- multiiracial marriages are outlawed (not for the first time in American history) and my marriage to my spouse becomes invalidated;
- or, they come after disabled people, as my child and I are both autistic?
After all, if you don’t see or prefer to excuse the injustice that’s happening right now, why would it be any different if the laws changed again to allow more human rights abuses? I don’t think you’d lift a finger to help me and my family; you’d just look the other way or rub it in our faces that we deserved it somehow.
We tried to get you to care when Republicans kept excusing rape in unconscionable ways7, but that wasn’t enough for you. We tried asking you to care when Trump demonstrated repeatedly that he is racist8, but you made excuses for him. You think of yourself as a good person, and I know you have some good traits. Why do you continue to excuse the inexcusable?
“Don’t you think that’s a little dramatic?” you might say. Absolutely not, and I will explain why. I understand that you may believe that you aren’t racist, you aren’t personally anti-immigrant, and that you just want a strong rule of law, but if you throw human rights out in an effort to feel stable and safe yourself, you have a lot in common with those who didn’t speak or act against the Third Reich and Jim Crow.
People needed and craved stability; in the case of the Jim Crow South and the Third Reich, that stability was offered by politicians and demagogues in exchange for participation in a strict and violent racial system. This stability afforded everyday whites in both the U.S. South and Bavaria Germany the opportunity to achieve their desired futures and to avoid imagined apocalypses. The opportunity to realize their expectations convinced far too many people to enforce, support, or at least look the other way as African Americans and Jews were stripped of their human rights, their dignity, and sometimes their very lives.9
If you allow abuses of human rights to continue without speaking up against it and doing what you can to stop it, you are complicit. These abuses cannot continue in the face of enough opposition.
It matters less who implemented particular policies than it does what we do about it now that we know what’s happening, in whatever time frame it actually started. How we choose to respond says what kind of people we want to be and whether we believe that humans have inherent worth and rights to be treated humanely.
Oh, but do go on about Hillary’s emails.
1“Obtaining Asylum in the United States.” USCIS, 19 Oct. 2015, http://www.uscis.gov/humanitarian/refugees-asylum/asylum/obtaining-asylum-united-states.

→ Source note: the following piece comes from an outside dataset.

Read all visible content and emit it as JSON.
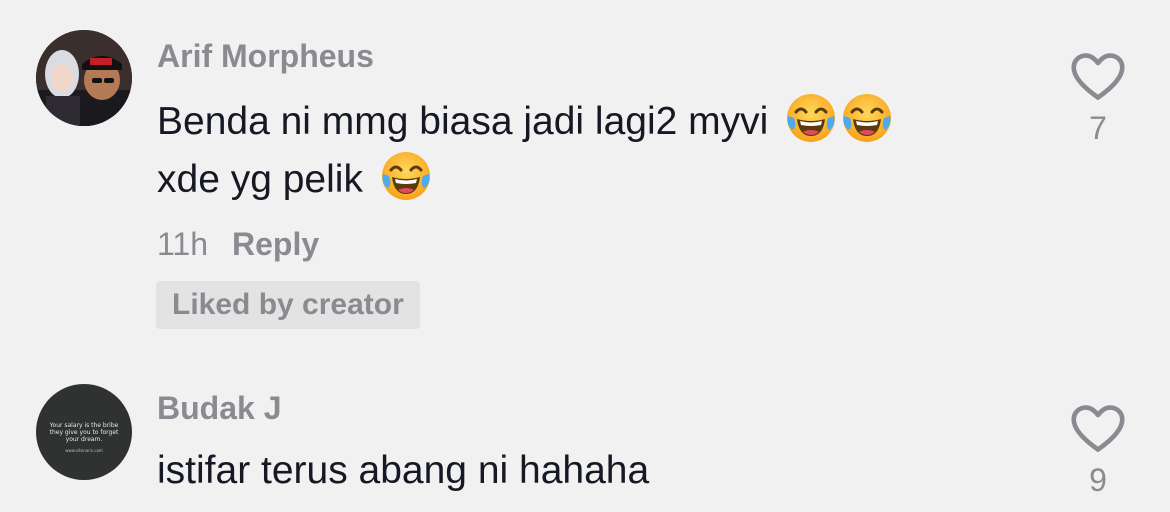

2Wan, William. “What Separation from Parents Does to Children: ‘The Effect Is Catastrophic’.” The Washington Post, WP Company, 18 June 2018, http://www.washingtonpost.com/national/health-science/what-separation-from-parents-does-to-children-the-effect-is-catastrophic/2018/06/18/c00c30ec-732c-11e8-805c-4b67019fcfe4_story.html?noredirect=on.
5Beorn, Waitman Wade. “Perspective | Yes, You Can Call the Border Centers ‘Concentration Camps,’ but Apply the History with Care.” The Washington Post, WP Company, 20 June 2018, http://www.washingtonpost.com/news/posteverything/wp/2018/06/20/yes-you-can-call-the-border-detention-centers-concentration-camps-but-apply-the-history-with-care/?utm_term=.eddc81f6c87f.
6Solon, Olivia. “Fate of 2,300 Separated Children Still Unclear despite Trump’s Executive Order.” The Guardian, Guardian News and Media, 21 June 2018, http://www.theguardian.com/us-news/2018/jun/20/trump-family-separation-policy-reuniting-ngo-burden.
8Silva, Christianna. “A Full List of Trump’s ‘Racist’ Comments about Immigrants, Muslims and Others.” Newsweek, 12 Jan. 2018, http://www.newsweek.com/trumps-full-list-racist-comments-about-immigrants-muslims-and-others-779061.
9Rountree, Ajanet. “Everyday Expectation: Complicity in the Third Reich and Jim Crow South.” UAB Institute for Human Rights Blog, 19 Apr. 2018, http://cas.uab.edu/humanrights/2018/04/23/everyday-expectation-complicity-in-the-third-reich-and-jim-crow-south/.